Dear Phyllis,
I look forward to your real estate advice. My daughter and her husband wrote an offer for a home in Thousand Oaks. There were eight offers, and the sellers accepted an offer with an escalation clause. My daughter is the backup buyer. I don’t believe you have addressed this topic before and I would appreciate a little more insight into deciphering escalation clauses. They don’t seem fair to buyers.

Dear Jenna,
Escalation clauses have been used for years. I am surprised the seller’s agent didn’t issue a counteroffer to all the buyers with the escalated amount. Let’s assume the successful buyer wrote an offer for $2,000,000 with an escalation clause of $10,000 more than any other offer up to $2,250,000. The listing agent might have simply countered every buyer at $2,250,000 or the highest and best price.
Pros of using an escalation clause in a real estate offer:
1. Demonstrates seriousness and competitiveness: Including an escalation clause in your offer shows the seller that you are serious about buying the property and willing to outbid other buyers. It can help make your offer stand out among multiple offers.
2. Simplifies negotiation process: With an escalation clause, you don’t have to engage in back-and-forth negotiations whenever another offer comes in. The clause automatically increases your offer by a predetermined amount above any higher competing bid.
3. Sets a price cap: Including a capped amount in the escalation clause ensures that you don’t exceed your predetermined budget. Once the bidding surpasses your cap, your offer will no longer increase, protecting you from overpaying for the property.

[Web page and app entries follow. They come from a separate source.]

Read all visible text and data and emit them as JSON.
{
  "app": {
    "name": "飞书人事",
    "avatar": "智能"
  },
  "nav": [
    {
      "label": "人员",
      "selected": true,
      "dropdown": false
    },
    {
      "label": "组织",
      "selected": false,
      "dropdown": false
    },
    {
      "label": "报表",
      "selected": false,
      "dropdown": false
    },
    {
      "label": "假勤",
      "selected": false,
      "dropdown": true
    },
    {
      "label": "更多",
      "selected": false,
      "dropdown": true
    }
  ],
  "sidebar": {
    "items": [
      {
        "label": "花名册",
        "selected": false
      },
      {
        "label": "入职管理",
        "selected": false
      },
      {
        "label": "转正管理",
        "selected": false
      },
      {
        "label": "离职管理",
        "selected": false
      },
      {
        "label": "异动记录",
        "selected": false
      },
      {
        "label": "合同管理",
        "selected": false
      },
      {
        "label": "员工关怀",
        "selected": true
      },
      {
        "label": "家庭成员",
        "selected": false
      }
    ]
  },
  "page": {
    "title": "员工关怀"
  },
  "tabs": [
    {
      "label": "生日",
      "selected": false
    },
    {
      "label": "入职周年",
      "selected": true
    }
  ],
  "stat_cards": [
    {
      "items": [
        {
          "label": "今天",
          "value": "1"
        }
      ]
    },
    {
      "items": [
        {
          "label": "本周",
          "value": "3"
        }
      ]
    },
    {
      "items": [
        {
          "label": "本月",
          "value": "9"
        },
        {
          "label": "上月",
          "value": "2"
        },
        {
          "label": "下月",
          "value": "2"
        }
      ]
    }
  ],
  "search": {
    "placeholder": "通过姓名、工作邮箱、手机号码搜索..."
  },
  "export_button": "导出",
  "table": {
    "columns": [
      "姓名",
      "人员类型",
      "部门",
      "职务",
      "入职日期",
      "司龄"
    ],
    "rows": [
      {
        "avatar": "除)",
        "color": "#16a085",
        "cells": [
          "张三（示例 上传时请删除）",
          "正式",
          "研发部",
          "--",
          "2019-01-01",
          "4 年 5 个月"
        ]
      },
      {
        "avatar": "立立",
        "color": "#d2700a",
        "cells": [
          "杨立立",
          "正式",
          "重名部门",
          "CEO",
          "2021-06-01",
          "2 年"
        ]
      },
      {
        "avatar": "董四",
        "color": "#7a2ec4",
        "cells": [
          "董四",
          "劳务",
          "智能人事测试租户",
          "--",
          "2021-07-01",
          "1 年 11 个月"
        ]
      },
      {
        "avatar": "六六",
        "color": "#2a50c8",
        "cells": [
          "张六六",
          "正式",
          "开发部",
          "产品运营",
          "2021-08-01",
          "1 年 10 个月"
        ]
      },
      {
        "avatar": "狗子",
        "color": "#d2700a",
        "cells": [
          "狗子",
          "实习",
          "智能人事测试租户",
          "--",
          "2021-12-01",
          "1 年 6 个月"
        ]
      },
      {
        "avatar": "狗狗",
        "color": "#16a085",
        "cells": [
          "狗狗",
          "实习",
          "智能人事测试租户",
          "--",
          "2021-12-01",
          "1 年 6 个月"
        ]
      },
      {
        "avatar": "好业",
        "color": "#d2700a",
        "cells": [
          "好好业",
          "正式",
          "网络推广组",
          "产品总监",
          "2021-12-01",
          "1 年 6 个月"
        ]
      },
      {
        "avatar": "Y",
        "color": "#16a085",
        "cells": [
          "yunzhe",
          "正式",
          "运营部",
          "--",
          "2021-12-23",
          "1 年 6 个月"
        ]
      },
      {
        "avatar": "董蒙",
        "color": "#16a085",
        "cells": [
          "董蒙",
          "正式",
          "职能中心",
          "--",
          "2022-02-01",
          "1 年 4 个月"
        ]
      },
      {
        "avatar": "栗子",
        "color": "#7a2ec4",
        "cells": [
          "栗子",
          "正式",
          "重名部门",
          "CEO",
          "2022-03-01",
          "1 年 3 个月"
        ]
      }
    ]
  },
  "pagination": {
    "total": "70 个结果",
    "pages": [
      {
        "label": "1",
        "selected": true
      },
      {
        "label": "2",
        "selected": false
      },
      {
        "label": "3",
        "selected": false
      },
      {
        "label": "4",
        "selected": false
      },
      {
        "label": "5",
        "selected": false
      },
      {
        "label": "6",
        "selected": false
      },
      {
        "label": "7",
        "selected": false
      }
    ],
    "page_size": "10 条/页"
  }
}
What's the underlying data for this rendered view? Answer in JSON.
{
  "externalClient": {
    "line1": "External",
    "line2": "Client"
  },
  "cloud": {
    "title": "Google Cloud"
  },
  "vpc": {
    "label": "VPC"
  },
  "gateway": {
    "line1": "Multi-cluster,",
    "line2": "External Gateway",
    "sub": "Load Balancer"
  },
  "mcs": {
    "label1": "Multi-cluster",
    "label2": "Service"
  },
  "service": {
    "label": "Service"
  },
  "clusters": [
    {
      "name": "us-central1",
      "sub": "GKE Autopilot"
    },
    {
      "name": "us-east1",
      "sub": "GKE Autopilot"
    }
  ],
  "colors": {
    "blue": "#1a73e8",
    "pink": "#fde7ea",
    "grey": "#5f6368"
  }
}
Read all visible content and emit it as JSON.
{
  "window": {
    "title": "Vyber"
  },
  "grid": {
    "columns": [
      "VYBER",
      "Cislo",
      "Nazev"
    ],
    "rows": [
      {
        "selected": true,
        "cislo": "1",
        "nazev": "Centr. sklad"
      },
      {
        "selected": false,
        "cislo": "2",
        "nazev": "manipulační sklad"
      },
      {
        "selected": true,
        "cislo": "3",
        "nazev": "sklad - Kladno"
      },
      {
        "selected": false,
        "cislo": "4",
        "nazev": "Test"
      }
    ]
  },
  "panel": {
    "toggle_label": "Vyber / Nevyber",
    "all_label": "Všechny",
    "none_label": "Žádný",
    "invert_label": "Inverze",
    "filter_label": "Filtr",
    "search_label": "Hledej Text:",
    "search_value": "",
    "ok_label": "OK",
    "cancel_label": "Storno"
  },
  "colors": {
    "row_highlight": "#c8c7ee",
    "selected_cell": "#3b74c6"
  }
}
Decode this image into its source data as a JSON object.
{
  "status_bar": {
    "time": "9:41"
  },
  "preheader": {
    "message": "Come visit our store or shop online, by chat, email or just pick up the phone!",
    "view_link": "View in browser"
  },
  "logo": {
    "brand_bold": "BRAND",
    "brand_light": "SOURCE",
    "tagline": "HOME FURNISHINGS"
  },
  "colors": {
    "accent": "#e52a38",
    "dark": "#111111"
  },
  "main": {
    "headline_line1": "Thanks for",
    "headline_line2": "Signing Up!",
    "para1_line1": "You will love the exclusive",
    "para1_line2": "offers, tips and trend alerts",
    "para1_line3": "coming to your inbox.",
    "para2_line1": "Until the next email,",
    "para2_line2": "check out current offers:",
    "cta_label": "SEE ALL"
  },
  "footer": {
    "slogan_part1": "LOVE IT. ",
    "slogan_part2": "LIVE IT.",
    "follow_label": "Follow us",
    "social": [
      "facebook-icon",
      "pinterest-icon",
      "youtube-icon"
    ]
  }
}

Cons of using an escalation clause in a real estate offer:
1. Sellers’ perception and motivation: Some sellers may view an escalation clause negatively, perceiving it as a sign that you were initially willing to pay more and wondering why you didn’t offer the higher amount outright. This perception could affect their motivation to negotiate with you.
2. Possibility of multiple counteroffers: The seller may issue a multiple counteroffer, which includes your capped price and requests for other favorable terms. This could result in a more complex negotiation process and might not necessarily guarantee that you secure the property.
3. Listing agent preference: Not all listing agents are receptive to escalation clauses. Some agents prefer buyers to submit their best and final offers upfront rather than relying on escalation clauses. If the listing agent dislikes or discourages escalation clauses, it could create a negative impression that may impact the seller’s decision.

I hope this explanation helps. By the way my sister got her dream home by being a backup offer.

Best of luck to your daughter and son-in-law.